What about “none of the above”? Well, if I had to fill in that blank, I would use your very own words. Take a look at the opening sentence with which this correspondence began: “I’m in my forties and, for most of my life, I’ve used a wheelchair to get around.” What did you do here? You avoided what I call definitional labels (words that define a person) and opted for a functional label (a word that describes how that person functions).

At the crux of all this is the difference between the verb “to be,” which defines what a person is (a cripple, special, handicapped, disabled, challenged or – heaven help us! – differently abled), and the verbs “to do” or “to have,” which describe what the person does (gets around with a seeing eye dog, walks with a limp, uses crutches, reads at a second-grade level, communicates in sign language, etc.) or has (a disability, epilepsy, hemophilia, muscular dystrophy, cerebral palsy, Down Syndrome, multiple sclerosis, etc.).

At the risk of sounding like some ivory-tower philosopher, I’d like to tell you why definitional labels leave a bad taste in my mouth. In a nutshell, the moment we use the verb “to be,” we have created a verbal equation. What mathematical symbol can replace any form of the verb “to be”? The answer, of course, is the equal sign. So when we say, “She is a cripple” or “He is an epileptic,” we are creating an equation of sorts:
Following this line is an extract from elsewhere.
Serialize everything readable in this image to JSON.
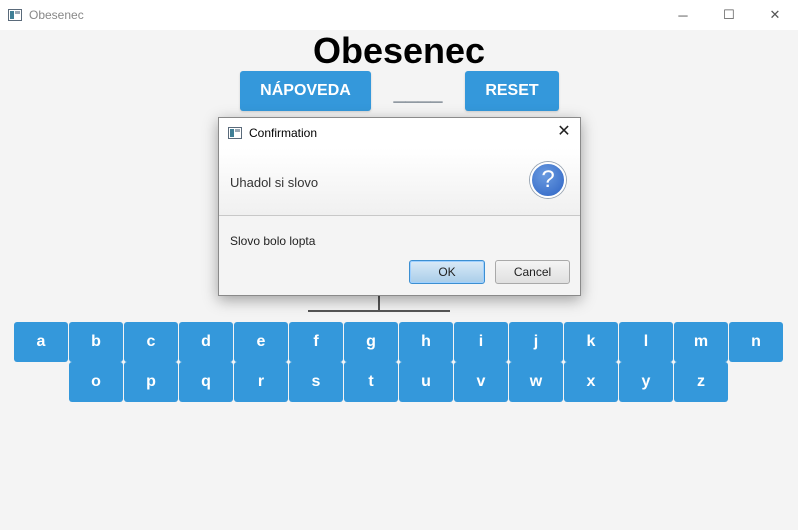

She = cripple
He = epileptic

And the way equations work (if my memories of elementary school serve me right) is that whatever is on one side of the equal sign finds its complete match on the other side of the equal sign. You can say, “2 + 2 = 4” but you can’t say, “2 + 2 = 4 + 1.” So if we say, “She is a cripple,” there is no room (philosophically speaking) on the right side of the equation to include “and a gourmet cook, a mother of three and a high school principal.”
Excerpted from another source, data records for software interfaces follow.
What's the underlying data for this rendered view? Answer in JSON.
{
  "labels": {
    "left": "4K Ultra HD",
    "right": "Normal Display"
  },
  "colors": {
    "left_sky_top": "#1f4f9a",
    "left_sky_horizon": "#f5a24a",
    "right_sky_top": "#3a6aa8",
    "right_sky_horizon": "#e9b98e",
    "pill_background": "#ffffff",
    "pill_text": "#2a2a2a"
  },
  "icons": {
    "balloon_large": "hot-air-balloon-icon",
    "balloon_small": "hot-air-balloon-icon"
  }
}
A word of warning: This model works for me, but it doesn’t mean that I never use words like blind, deaf, mentally retarded or even disabled and handicapped. Those words are perfectly fine, as long as I haven’t forgotten the person linked to them. For example:

• My neighbor, David Ross, is mentally retarded (yes).
• The mentally retarded are represented on our block (no).
[Instead: Some of our neighbors are mentally retarded (yes.)]
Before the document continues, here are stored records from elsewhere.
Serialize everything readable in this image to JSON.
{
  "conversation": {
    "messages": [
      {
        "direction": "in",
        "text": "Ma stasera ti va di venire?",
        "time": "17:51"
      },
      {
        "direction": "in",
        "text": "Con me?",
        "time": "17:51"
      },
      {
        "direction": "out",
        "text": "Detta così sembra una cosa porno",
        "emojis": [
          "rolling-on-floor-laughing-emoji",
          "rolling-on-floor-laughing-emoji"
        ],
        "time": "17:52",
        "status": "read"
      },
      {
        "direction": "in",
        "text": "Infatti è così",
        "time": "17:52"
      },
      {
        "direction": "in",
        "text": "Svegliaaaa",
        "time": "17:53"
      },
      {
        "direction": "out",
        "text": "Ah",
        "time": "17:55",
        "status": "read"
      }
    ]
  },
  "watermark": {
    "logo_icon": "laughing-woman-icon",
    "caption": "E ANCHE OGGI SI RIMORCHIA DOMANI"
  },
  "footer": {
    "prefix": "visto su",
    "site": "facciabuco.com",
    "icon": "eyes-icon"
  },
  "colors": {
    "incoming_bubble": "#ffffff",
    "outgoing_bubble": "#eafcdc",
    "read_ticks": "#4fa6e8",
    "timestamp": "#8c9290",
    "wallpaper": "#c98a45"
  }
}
• My boss, Cheryl, is blind (yes).
• The blind should be hired at our firm (no).
[Instead: Our firm should hire blind people (yes).]

This correspondence intrigued me to no end and, like a pebble tossed into a lake, it took me to ever-widening circles of contemplation concerning the words that shape my world. One thing was clear: Nouns are the essential ingredients of definitional labels, words that restrict our identity to one thing only. Nouns are the enemy.

Just a few days later, an absurd – and obscene – memory resurfaced that only reinforced my militant opposition to nouns. The year was 1962. The month was May. The city was New York. I was sitting in a yellow school bus, the kind equipped with a hydraulic lift and absolutely no shock absorbers. My public school’s Health Conservation [read: segregated] class was on its way to the Museum of Natural History. After battling traffic for over an hour, the bus driver pulled into the parking lot and headed for the museum’s rear – and (surprise) only accessible – entrance. Before he had a chance to turn off the ignition, a museum guard rapped authoritatively on the bus’s windshield and pointed to a far-off sea of yellow where school buses apparently had to park. Full of self-importance, our driver slid open his window and bellowed in the most mellifluous Brooklynese, “I gotta pock here. I got wheelchairs!”

I was only 10 years old, but I knew something was dreadfully wrong. Was I a cripple or was I a wheelchair? Decisions, decisions.

I close with a more recent memory. The year was 2003. The month was May. The city was New York. My husband and I had just attended a dazzling concert at Carnegie Hall. As we proceeded from the lobby to the sidewalk, a man several feet in front of us said to his companion, “Let the wheelchair pass.”

I smiled and said, “You mean, ‘Let the woman in the wheelchair pass.’”

The man retorted, “Well, you’re a part of it.”

“No,” said I with an odd mix of gratitude and glee, “it’s a part of me.”